Repo rate

South Africa’s Reserve Bank (SARB) continued with its rate hike cycle in January, which will have an impact on the housing sector.

The repo rate, which directly impacts interest rates, affects many aspects of an economy, such as the exchange rate and money supply. As such, it can be used to manipulate spending to reach certain economic goals, said  Johette Smuts, head of data analytics at PayProp.

For example, when spending and hence economic activity is low, the Reserve Bank may lower the interest rate to lower the cost of borrowing money, effectively incentivising consumers, and investors to borrow and spend more, thereby stimulating economic growth.

This, in turn, can drive up prices and inflation, which can be detrimental to an economy in the longer term. To curb this, central banks may raise interest rates. The USA, for instance, is currently experiencing its highest inflation levels in decades, and the expectation is that interest rates there will be hiked soon.

After a small recent hike following a long period of low rates, South African rates are also widely expected to be increased in small increments this year and beyond, said Smuts.

Relationship between the repo rate and rental growth rates

Does the same inverse relationship exist between the repo rate and rental price growth, whereby higher rates will put downward pressure on rental inflation?

Due to the pandemic, rental growth was subdued throughout 2021. The market hasn’t seen year-on-year increases of more than 1% since Q3 2020, which is a far cry from the increases of 4% year on year in 2019.

In response to the cooling effect of the pandemic on consumer spending, the Reserve Bank’s Monetary Policy Committee dramatically lowered the repo rate. In February of 2020, it stood at 6.25%. By the end of July, 5 months and 4 rate adjustments later, the rate was at 3.5%, the lowest it has been in decades. The prime lending rate consequently changed from 9.75% to 7% during that time.

Meanwhile, over the same period, rental growth halved and declined further to just 0.2% year-on-year at the end of 2020. It went on to stay below 1% for the whole of 2021.

Smuts has plotted the rental growth rate against the repo rate over the last three years and calculated the correlation between them.

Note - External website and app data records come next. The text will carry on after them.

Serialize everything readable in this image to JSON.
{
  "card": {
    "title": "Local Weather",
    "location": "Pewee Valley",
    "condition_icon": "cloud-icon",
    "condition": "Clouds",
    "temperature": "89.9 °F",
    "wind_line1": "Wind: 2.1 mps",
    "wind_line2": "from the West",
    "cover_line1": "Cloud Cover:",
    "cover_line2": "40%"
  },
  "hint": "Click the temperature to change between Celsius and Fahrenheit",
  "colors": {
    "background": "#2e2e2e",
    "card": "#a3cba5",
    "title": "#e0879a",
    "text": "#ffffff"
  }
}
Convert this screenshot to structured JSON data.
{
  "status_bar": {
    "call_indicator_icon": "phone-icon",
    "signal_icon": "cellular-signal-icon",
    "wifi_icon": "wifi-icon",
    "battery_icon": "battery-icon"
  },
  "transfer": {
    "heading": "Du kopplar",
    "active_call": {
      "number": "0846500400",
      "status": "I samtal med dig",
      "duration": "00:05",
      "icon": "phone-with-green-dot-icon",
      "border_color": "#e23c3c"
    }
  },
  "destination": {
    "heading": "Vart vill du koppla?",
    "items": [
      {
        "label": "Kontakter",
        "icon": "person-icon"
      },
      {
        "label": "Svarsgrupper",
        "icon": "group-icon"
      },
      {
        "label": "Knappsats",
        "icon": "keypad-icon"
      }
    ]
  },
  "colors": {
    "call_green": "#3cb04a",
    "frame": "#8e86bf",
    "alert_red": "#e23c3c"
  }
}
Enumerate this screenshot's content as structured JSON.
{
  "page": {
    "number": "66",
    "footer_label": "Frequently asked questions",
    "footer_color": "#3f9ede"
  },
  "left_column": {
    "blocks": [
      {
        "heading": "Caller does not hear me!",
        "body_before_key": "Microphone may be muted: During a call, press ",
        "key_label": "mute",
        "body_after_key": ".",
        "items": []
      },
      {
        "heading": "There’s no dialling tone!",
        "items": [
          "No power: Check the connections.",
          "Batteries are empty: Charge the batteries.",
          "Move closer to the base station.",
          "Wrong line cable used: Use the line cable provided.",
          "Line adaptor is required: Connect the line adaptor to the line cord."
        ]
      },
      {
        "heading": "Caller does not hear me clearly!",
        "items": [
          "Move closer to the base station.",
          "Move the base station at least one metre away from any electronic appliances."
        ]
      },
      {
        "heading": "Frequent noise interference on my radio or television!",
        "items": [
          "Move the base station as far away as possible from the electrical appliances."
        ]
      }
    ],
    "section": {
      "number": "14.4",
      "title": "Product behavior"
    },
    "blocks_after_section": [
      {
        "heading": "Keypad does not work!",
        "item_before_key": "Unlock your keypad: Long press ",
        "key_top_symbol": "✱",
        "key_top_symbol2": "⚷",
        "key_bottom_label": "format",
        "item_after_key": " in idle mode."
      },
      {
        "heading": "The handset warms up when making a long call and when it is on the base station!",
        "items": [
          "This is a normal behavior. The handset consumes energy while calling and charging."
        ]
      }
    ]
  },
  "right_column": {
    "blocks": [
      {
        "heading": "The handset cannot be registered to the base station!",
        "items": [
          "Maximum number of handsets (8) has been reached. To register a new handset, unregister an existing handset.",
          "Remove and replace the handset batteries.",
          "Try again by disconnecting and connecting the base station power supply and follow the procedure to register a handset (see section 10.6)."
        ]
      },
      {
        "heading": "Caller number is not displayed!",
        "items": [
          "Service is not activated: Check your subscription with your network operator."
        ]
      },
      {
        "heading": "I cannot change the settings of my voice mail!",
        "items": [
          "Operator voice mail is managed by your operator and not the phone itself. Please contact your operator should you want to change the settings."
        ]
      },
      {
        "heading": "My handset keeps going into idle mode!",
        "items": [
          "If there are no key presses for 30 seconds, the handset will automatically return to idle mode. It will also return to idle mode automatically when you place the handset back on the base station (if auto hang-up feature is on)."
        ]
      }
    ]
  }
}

“The yearly correlation for 2019, 2020 and 2021 were all positive but of varying strength, ranging from 0.23 in 2019 to 0.84 in 2021. However, the calculation over the full three-year period yields a figure of 0.94 – indicating a very strong correlation indeed,” she said.

What does this mean for the rental market?

Smuts said that it would be easy to imagine that changes in the repo rate directly cause changes in the rental growth rate. “This is not true; they simply correlate or occur together. The reasons for this are a bit more complex.”

She said it is more likely that the concurrent change in both indicators comes from having the same underlying economic factors, although interest rate decisions are also influenced by global economic trends. Either way, the strong correlation indicates that we could see a rebound in the rental growth rate in 2022 and beyond.

The forecasted increases in the repo rate could lower inflationary pressures in the short term, although this is not guaranteed. Many tenants will most likely remain under financial pressure, especially since their incomes didn’t keep up with inflation, thereby reducing their purchasing power.

That being said, Smuts says the average arrears position has recovered remarkably well and is in line with pre-pandemic levels. “Looking at the year ahead, we don’t foresee any further significant improvements in this area, as arrears figures are back to normal, removing some pressure on rental price growth.”

Article courtesy of BUSINESSTECH